Task statement: With nothing added or dropped, output every record below exactly.

Material provided:
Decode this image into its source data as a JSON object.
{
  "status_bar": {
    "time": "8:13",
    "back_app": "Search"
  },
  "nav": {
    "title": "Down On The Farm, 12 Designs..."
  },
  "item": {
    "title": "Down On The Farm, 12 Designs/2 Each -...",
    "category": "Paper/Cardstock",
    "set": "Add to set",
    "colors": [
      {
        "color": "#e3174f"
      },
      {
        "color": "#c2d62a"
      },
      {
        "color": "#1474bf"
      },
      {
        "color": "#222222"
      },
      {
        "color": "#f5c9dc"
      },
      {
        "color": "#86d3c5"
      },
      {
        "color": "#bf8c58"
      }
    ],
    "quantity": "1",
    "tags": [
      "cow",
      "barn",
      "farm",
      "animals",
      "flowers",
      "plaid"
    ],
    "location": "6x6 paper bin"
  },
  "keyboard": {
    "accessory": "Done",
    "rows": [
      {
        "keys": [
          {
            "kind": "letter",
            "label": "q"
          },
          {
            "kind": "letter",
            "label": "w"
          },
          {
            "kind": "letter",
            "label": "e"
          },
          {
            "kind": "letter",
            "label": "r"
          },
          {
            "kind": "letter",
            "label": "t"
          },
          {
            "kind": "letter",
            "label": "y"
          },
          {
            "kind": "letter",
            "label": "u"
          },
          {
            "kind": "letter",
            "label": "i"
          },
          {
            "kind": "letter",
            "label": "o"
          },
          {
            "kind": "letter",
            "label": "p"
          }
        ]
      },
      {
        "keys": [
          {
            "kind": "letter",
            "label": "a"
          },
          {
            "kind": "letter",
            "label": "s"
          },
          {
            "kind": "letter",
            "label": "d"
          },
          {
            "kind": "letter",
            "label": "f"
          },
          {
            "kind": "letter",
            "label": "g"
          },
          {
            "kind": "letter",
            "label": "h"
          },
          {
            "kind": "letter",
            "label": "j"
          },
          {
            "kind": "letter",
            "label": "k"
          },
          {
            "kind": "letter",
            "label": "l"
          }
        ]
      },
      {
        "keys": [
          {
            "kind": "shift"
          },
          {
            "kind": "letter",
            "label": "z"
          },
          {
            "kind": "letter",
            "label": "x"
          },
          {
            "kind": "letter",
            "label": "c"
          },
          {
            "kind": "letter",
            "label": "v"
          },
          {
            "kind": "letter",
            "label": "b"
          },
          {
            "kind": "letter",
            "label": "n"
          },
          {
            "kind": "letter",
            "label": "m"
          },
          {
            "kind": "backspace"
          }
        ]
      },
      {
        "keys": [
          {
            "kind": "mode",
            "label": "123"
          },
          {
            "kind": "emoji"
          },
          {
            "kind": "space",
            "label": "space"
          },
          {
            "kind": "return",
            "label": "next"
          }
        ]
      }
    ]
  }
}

Worked solution:
Decode this image into its source data as a JSON object.
{
  "status_bar": {
    "time": "8:13",
    "back_app": "Search"
  },
  "nav": {
    "title": "Down On The Farm, 12 Designs..."
  },
  "item": {
    "title": "Down On The Farm, 12 Designs/2 Each -...",
    "category": "Paper/Cardstock",
    "set": "Add to set",
    "colors": [
      {
        "color": "#e3174f"
      },
      {
        "color": "#c2d62a"
      },
      {
        "color": "#1474bf"
      },
      {
        "color": "#222222"
      },
      {
        "color": "#f5c9dc"
      },
      {
        "color": "#86d3c5"
      },
      {
        "color": "#bf8c58"
      }
    ],
    "quantity": "1",
    "tags": [
      "cow",
      "barn",
      "farm",
      "animals",
      "flowers",
      "plaid"
    ],
    "location": "6x6 paper bin"
  },
  "keyboard": {
    "accessory": "Done",
    "rows": [
      {
        "keys": [
          {
            "kind": "letter",
            "label": "q"
          },
          {
            "kind": "letter",
            "label": "w"
          },
          {
            "kind": "letter",
            "label": "e"
          },
          {
            "kind": "letter",
            "label": "r"
          },
          {
            "kind": "letter",
            "label": "t"
          },
          {
            "kind": "letter",
            "label": "y"
          },
          {
            "kind": "letter",
            "label": "u"
          },
          {
            "kind": "letter",
            "label": "i"
          },
          {
            "kind": "letter",
            "label": "o"
          },
          {
            "kind": "letter",
            "label": "p"
          }
        ]
      },
      {
        "keys": [
          {
            "kind": "letter",
            "label": "a"
          },
          {
            "kind": "letter",
            "label": "s"
          },
          {
            "kind": "letter",
            "label": "d"
          },
          {
            "kind": "letter",
            "label": "f"
          },
          {
            "kind": "letter",
            "label": "g"
          },
          {
            "kind": "letter",
            "label": "h"
          },
          {
            "kind": "letter",
            "label": "j"
          },
          {
            "kind": "letter",
            "label": "k"
          },
          {
            "kind": "letter",
            "label": "l"
          }
        ]
      },
      {
        "keys": [
          {
            "kind": "shift"
          },
          {
            "kind": "letter",
            "label": "z"
          },
          {
            "kind": "letter",
            "label": "x"
          },
          {
            "kind": "letter",
            "label": "c"
          },
          {
            "kind": "letter",
            "label": "v"
          },
          {
            "kind": "letter",
            "label": "b"
          },
          {
            "kind": "letter",
            "label": "n"
          },
          {
            "kind": "letter",
            "label": "m"
          },
          {
            "kind": "backspace"
          }
        ]
      },
      {
        "keys": [
          {
            "kind": "mode",
            "label": "123"
          },
          {
            "kind": "emoji"
          },
          {
            "kind": "space",
            "label": "space"
          },
          {
            "kind": "return",
            "label": "next"
          }
        ]
      }
    ]
  }
}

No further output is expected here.